Recorded information: Begin
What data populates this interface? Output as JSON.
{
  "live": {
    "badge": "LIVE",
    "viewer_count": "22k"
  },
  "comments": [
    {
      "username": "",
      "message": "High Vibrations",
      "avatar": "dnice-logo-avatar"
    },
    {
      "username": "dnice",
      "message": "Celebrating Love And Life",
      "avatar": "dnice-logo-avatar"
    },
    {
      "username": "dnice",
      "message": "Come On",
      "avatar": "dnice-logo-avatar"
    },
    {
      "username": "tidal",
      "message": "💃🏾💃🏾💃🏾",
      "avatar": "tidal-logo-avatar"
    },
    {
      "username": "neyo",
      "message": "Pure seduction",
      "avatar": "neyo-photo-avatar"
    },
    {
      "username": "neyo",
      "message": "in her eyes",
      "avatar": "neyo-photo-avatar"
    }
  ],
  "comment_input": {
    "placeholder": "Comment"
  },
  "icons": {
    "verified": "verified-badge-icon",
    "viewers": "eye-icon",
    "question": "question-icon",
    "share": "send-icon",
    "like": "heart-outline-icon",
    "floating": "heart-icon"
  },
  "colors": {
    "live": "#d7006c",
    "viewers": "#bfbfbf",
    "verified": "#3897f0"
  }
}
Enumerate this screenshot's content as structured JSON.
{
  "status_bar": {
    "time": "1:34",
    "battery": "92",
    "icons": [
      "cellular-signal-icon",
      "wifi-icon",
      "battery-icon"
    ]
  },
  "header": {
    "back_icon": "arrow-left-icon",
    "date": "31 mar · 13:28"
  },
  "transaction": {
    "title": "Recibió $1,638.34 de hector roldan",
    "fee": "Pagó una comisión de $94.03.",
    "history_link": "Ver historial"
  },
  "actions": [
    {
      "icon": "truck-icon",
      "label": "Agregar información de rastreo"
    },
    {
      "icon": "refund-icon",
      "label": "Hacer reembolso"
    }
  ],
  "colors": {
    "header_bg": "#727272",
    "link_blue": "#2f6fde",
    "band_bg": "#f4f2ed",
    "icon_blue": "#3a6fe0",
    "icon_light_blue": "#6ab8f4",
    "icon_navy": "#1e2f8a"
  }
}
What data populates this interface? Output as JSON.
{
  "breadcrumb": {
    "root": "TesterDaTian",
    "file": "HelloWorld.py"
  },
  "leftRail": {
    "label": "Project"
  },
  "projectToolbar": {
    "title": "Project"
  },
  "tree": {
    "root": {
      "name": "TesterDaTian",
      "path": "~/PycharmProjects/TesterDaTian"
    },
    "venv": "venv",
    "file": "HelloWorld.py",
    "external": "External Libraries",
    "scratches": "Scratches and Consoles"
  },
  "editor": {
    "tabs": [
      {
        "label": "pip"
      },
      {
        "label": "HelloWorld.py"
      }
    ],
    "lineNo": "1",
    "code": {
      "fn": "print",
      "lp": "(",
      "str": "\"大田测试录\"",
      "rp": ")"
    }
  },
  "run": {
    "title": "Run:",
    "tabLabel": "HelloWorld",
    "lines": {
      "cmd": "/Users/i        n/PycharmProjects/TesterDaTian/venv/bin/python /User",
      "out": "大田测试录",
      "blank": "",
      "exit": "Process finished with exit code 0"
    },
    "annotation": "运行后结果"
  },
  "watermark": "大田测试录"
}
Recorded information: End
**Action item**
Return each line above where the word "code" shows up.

**Worked solution**
    "code": {
      "exit": "Process finished with exit code 0"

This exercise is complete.